US4441037 *Dec 22, 1980Apr 3, 1984Burroughs CorporationInternally gated variable pulsewidth clock generator
US4467285 *Dec 21, 1981Aug 21, 1984Gte Automatic Electric Labs Inc.Pulse monitor circuit
US4593207 *Apr 5, 1984Jun 3, 1986The United States Of America As Represented By The Secretary Of The ArmySynchronizer circuit for synchronizing the scan of a device with an externally received triggering signal

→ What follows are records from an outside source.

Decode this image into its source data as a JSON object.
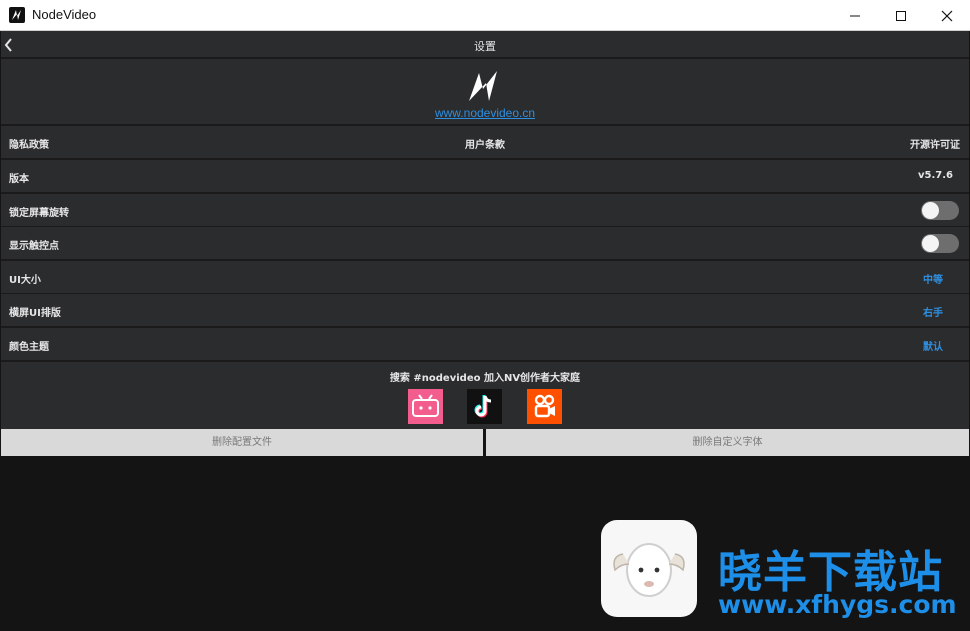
{
  "window": {
    "title": "NodeVideo"
  },
  "header": {
    "title": "设置"
  },
  "logo": {
    "link": "www.nodevideo.cn"
  },
  "links_row": {
    "privacy": "隐私政策",
    "terms": "用户条款",
    "license": "开源许可证"
  },
  "settings": [
    {
      "label": "版本",
      "value": "v5.7.6"
    },
    {
      "label": "锁定屏幕旋转",
      "toggle": false
    },
    {
      "label": "显示触控点",
      "toggle": false
    },
    {
      "label": "UI大小",
      "value": "中等"
    },
    {
      "label": "横屏UI排版",
      "value": "右手"
    },
    {
      "label": "颜色主题",
      "value": "默认"
    }
  ],
  "social": {
    "text": "搜索 #nodevideo 加入NV创作者大家庭",
    "icons": [
      "bilibili-icon",
      "tiktok-icon",
      "kuaishou-icon"
    ]
  },
  "buttons": {
    "delete_config": "删除配置文件",
    "delete_fonts": "删除自定义字体"
  },
  "watermark": {
    "text": "晓羊下载站",
    "url": "www.xfhygs.com"
  },
  "colors": {
    "accent": "#2f8fe0",
    "row_bg": "#2b2c2e",
    "page_bg": "#141414"
  }
}
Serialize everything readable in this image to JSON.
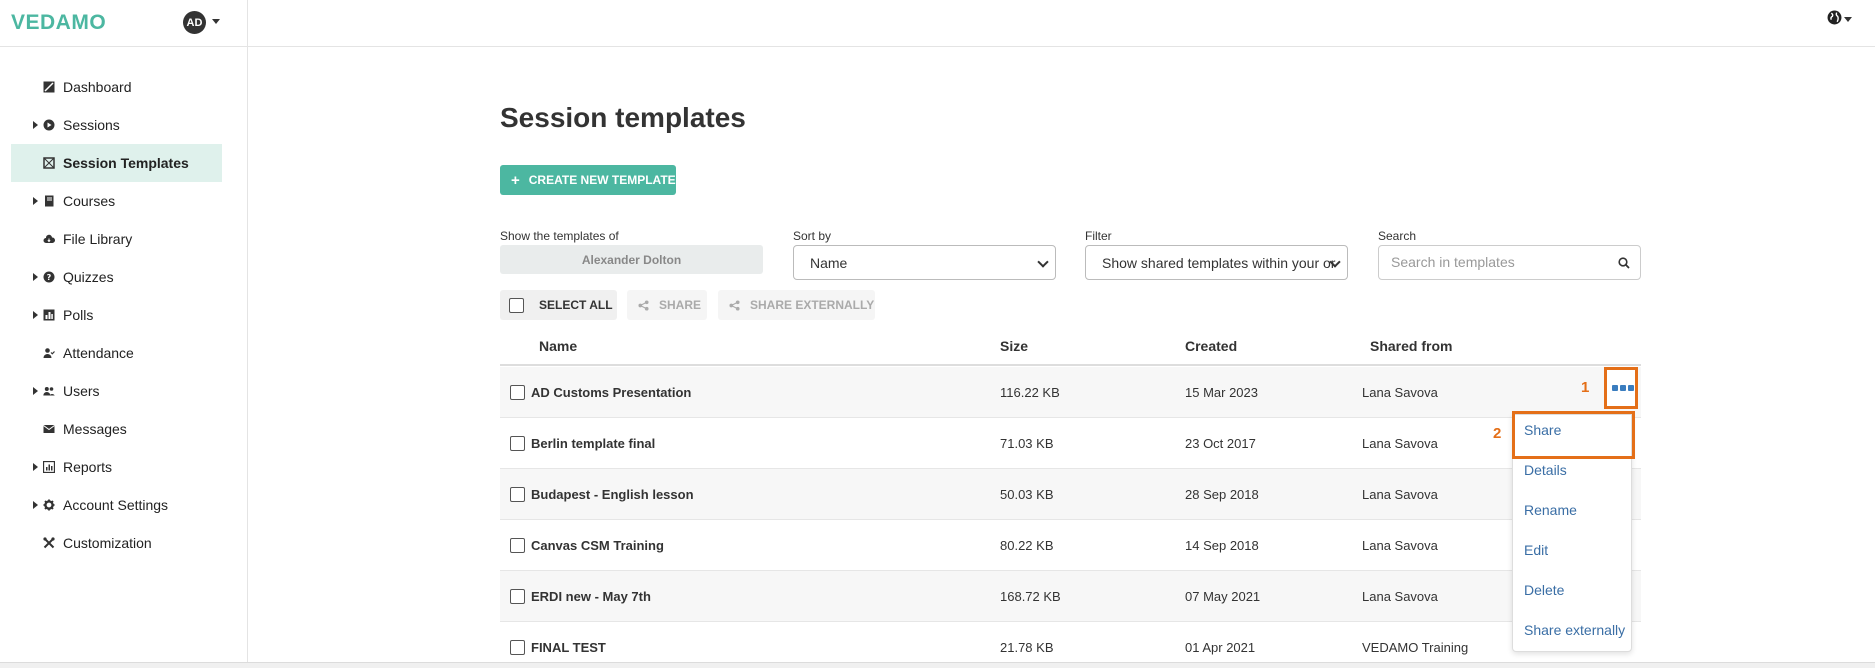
{
  "brand": {
    "logo": "VEDAMO",
    "avatar_initials": "AD"
  },
  "sidebar": {
    "items": [
      {
        "label": "Dashboard",
        "icon": "dashboard-icon",
        "expandable": false,
        "active": false
      },
      {
        "label": "Sessions",
        "icon": "play-circle-icon",
        "expandable": true,
        "active": false
      },
      {
        "label": "Session Templates",
        "icon": "template-icon",
        "expandable": false,
        "active": true
      },
      {
        "label": "Courses",
        "icon": "book-icon",
        "expandable": true,
        "active": false
      },
      {
        "label": "File Library",
        "icon": "cloud-icon",
        "expandable": false,
        "active": false
      },
      {
        "label": "Quizzes",
        "icon": "question-circle-icon",
        "expandable": true,
        "active": false
      },
      {
        "label": "Polls",
        "icon": "chart-icon",
        "expandable": true,
        "active": false
      },
      {
        "label": "Attendance",
        "icon": "user-check-icon",
        "expandable": false,
        "active": false
      },
      {
        "label": "Users",
        "icon": "users-icon",
        "expandable": true,
        "active": false
      },
      {
        "label": "Messages",
        "icon": "envelope-icon",
        "expandable": false,
        "active": false
      },
      {
        "label": "Reports",
        "icon": "report-icon",
        "expandable": true,
        "active": false
      },
      {
        "label": "Account Settings",
        "icon": "gear-icon",
        "expandable": true,
        "active": false
      },
      {
        "label": "Customization",
        "icon": "tools-icon",
        "expandable": false,
        "active": false
      }
    ]
  },
  "main": {
    "title": "Session templates",
    "create_button": "CREATE NEW TEMPLATE",
    "show_label": "Show the templates of",
    "owner": "Alexander Dolton",
    "sort_label": "Sort by",
    "sort_value": "Name",
    "filter_label": "Filter",
    "filter_value": "Show shared templates within your or",
    "search_label": "Search",
    "search_placeholder": "Search in templates",
    "toolbar": {
      "select_all": "SELECT ALL",
      "share": "SHARE",
      "share_externally": "SHARE EXTERNALLY"
    },
    "columns": {
      "name": "Name",
      "size": "Size",
      "created": "Created",
      "shared_from": "Shared from"
    },
    "rows": [
      {
        "name": "AD Customs Presentation",
        "size": "116.22 KB",
        "created": "15 Mar 2023",
        "shared_from": "Lana Savova"
      },
      {
        "name": "Berlin template final",
        "size": "71.03 KB",
        "created": "23 Oct 2017",
        "shared_from": "Lana Savova"
      },
      {
        "name": "Budapest - English lesson",
        "size": "50.03 KB",
        "created": "28 Sep 2018",
        "shared_from": "Lana Savova"
      },
      {
        "name": "Canvas CSM Training",
        "size": "80.22 KB",
        "created": "14 Sep 2018",
        "shared_from": "Lana Savova"
      },
      {
        "name": "ERDI new - May 7th",
        "size": "168.72 KB",
        "created": "07 May 2021",
        "shared_from": "Lana Savova"
      },
      {
        "name": "FINAL TEST",
        "size": "21.78 KB",
        "created": "01 Apr 2021",
        "shared_from": "VEDAMO Training"
      }
    ],
    "context_menu": [
      "Share",
      "Details",
      "Rename",
      "Edit",
      "Delete",
      "Share externally"
    ],
    "callouts": {
      "first": "1",
      "second": "2"
    }
  },
  "colors": {
    "brand": "#4cb7a1",
    "highlight": "#e46f18",
    "link": "#3a6ea5",
    "active_bg": "#dff1ec"
  }
}
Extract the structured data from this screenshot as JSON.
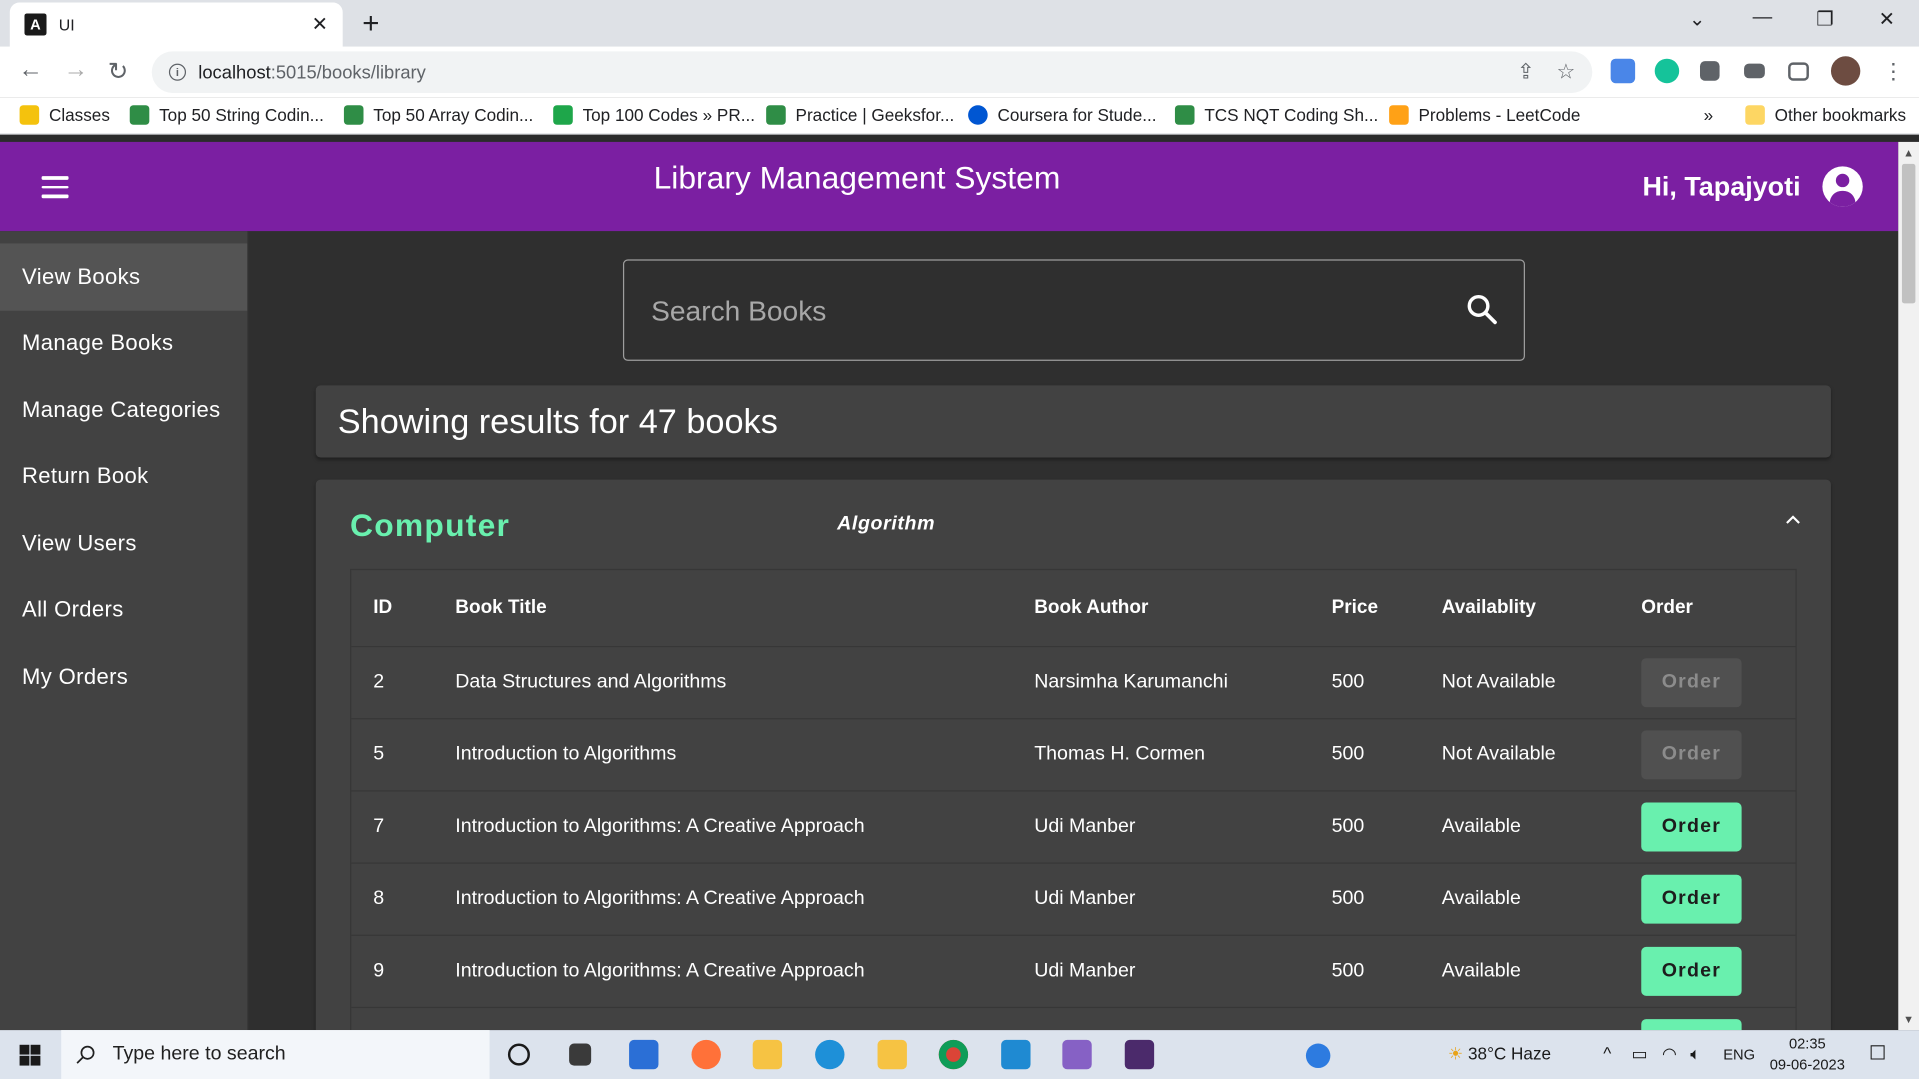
{
  "browser": {
    "tab_title": "UI",
    "url_host": "localhost",
    "url_path": ":5015/books/library",
    "bookmarks": [
      "Classes",
      "Top 50 String Codin...",
      "Top 50 Array Codin...",
      "Top 100 Codes » PR...",
      "Practice | Geeksfor...",
      "Coursera for Stude...",
      "TCS NQT Coding Sh...",
      "Problems - LeetCode"
    ],
    "bookmarks_overflow": "»",
    "other_bookmarks": "Other bookmarks"
  },
  "header": {
    "title": "Library Management System",
    "greeting": "Hi, Tapajyoti"
  },
  "sidebar": {
    "items": [
      {
        "label": "View Books"
      },
      {
        "label": "Manage Books"
      },
      {
        "label": "Manage Categories"
      },
      {
        "label": "Return Book"
      },
      {
        "label": "View Users"
      },
      {
        "label": "All Orders"
      },
      {
        "label": "My Orders"
      }
    ],
    "active": "View Books"
  },
  "search": {
    "placeholder": "Search Books",
    "value": ""
  },
  "results": {
    "text": "Showing results for 47 books"
  },
  "panel": {
    "category": "Computer",
    "subcategory": "Algorithm",
    "columns": [
      "ID",
      "Book Title",
      "Book Author",
      "Price",
      "Availablity",
      "Order"
    ],
    "rows": [
      {
        "id": "2",
        "title": "Data Structures and Algorithms",
        "author": "Narsimha Karumanchi",
        "price": "500",
        "availability": "Not Available",
        "order": "Order",
        "enabled": false
      },
      {
        "id": "5",
        "title": "Introduction to Algorithms",
        "author": "Thomas H. Cormen",
        "price": "500",
        "availability": "Not Available",
        "order": "Order",
        "enabled": false
      },
      {
        "id": "7",
        "title": "Introduction to Algorithms: A Creative Approach",
        "author": "Udi Manber",
        "price": "500",
        "availability": "Available",
        "order": "Order",
        "enabled": true
      },
      {
        "id": "8",
        "title": "Introduction to Algorithms: A Creative Approach",
        "author": "Udi Manber",
        "price": "500",
        "availability": "Available",
        "order": "Order",
        "enabled": true
      },
      {
        "id": "9",
        "title": "Introduction to Algorithms: A Creative Approach",
        "author": "Udi Manber",
        "price": "500",
        "availability": "Available",
        "order": "Order",
        "enabled": true
      }
    ]
  },
  "taskbar": {
    "search_placeholder": "Type here to search",
    "weather": "38°C  Haze",
    "language": "ENG",
    "time": "02:35",
    "date": "09-06-2023"
  },
  "colors": {
    "header": "#7b1fa2",
    "accent": "#69f0ae",
    "sidebar": "#424242",
    "main_bg": "#2f2f2f"
  }
}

US4599736 *Jul 19, 1984Jul 8, 1986Robert Bosch GmbhWide band constant duty cycle pulse train processing circuit
US4812677 *Oct 15, 1987Mar 14, 1989MotorolaPower supply control with false shut down protection
US7800528Jul 31, 2007Sep 21, 2010Rosemount Tank Radar AbRadar level gauge with variable pulse parameters
US20110187579 *Jan 31, 2011Aug 4, 2011Yasunobu AsadaMethod and device for transmission, method and device for reception, and method and device for detecting target object
DE102008045027A1 *Aug 29, 2008Mar 4, 2010Austriamicrosystems AgSignal processing circuit for use in display device, has logic gate including input connected with modulator output, another input connected with signal input and output connected with signal output
DE102008045027B4 *Aug 29, 2008Mar 24, 2011Austriamicrosystems AgSignalverarbeitungsschaltung, Anzeigevorrichtung und Verfahren zur Signalverarbeitung
Classifications
U.S. Classification327/176, 327/47
International ClassificationH03K5/04, H03K5/156, G01S7/282
Cooperative ClassificationH03K5/1565, H03K5/04, G01S7/282
European ClassificationG01S7/282, H03K5/04, H03K5/156D